to the overall mission of the department. For example, within HHS, food inspection functions would be closer to the surveillance functions carried out by the CDC.
The Committee recognizes the strengths of the FSIS program and the scientific expertise it provides (currently, FDA relies on USDA for much of the science base of food safety regulation). A thoughtful and careful transfer of FSIS functions to HHS and its multiple science-based resources could enhance the capability to more effectively coordinate the use of science to enhance food safety.
HHS has full regulatory authority over drugs, and the distinction between foods and drugs is diminishing. We have the advent of “nutriceuticals” and greater acceptance of “health foods” and supplements, and foods are increasingly exposed to antibiotics, irradiation, pesticides, and other chemical interventions, as well as genetic modification.
Recognizing the need to strengthen its food safety regulatory operations, FDA recently developed a Food Protection Plan, an integrated strategy to protect the food supply through prevention, intervention, and response (FDA, 2007b).
The IOM committee understands that transferring FSIS functions to the department is likely to be difficult and that similar proposals in the past have been met with resistance:
It would be a large move, in both budgetary and personnel terms.
Major revisions to authorizing legislation for FSIS would be needed.
It would weaken the voice of public health within USDA—obviating the need for the position of USDA undersecretary for food safety, who is currently required by law to have food safety or public health credentials.
Without additional action, it would sever the food regulatory responsibility from its research base.
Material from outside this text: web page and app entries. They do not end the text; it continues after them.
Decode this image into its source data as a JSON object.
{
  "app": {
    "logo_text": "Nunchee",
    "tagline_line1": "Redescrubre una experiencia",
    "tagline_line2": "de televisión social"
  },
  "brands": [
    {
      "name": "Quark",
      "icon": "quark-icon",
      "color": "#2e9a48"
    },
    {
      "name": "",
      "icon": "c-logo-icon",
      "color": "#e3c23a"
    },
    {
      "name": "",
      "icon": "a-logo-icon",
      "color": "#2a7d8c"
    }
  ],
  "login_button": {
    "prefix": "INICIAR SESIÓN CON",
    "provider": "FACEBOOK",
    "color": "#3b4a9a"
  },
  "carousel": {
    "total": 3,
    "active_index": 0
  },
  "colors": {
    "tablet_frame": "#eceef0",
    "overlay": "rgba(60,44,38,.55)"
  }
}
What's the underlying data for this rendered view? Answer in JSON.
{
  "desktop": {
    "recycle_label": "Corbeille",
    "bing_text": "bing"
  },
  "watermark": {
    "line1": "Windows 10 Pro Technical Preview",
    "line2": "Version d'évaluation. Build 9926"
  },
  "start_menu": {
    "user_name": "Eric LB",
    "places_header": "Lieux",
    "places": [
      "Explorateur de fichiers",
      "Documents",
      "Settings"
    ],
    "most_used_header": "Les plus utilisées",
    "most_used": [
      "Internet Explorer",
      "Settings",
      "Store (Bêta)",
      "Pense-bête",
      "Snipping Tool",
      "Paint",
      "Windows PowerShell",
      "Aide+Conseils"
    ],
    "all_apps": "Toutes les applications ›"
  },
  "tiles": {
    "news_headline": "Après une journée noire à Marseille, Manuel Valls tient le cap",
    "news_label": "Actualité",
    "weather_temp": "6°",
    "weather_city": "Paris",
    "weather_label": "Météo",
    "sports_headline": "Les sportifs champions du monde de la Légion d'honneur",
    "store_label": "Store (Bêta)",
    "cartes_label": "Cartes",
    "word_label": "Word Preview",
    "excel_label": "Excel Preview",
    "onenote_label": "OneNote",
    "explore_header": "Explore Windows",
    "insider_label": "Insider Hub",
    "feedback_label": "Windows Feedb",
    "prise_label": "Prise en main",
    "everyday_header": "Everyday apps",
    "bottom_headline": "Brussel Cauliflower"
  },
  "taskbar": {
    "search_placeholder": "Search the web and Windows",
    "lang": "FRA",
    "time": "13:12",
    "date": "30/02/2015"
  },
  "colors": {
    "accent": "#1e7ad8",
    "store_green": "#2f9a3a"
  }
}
For the unification to be effective, it therefore would have to include 5provisions for (1) ongoing collaboration or relocation of USDA food safety research programs to HHS, and (2) maintaining relationships with USDA programs that work to prevent food contaminations on farms.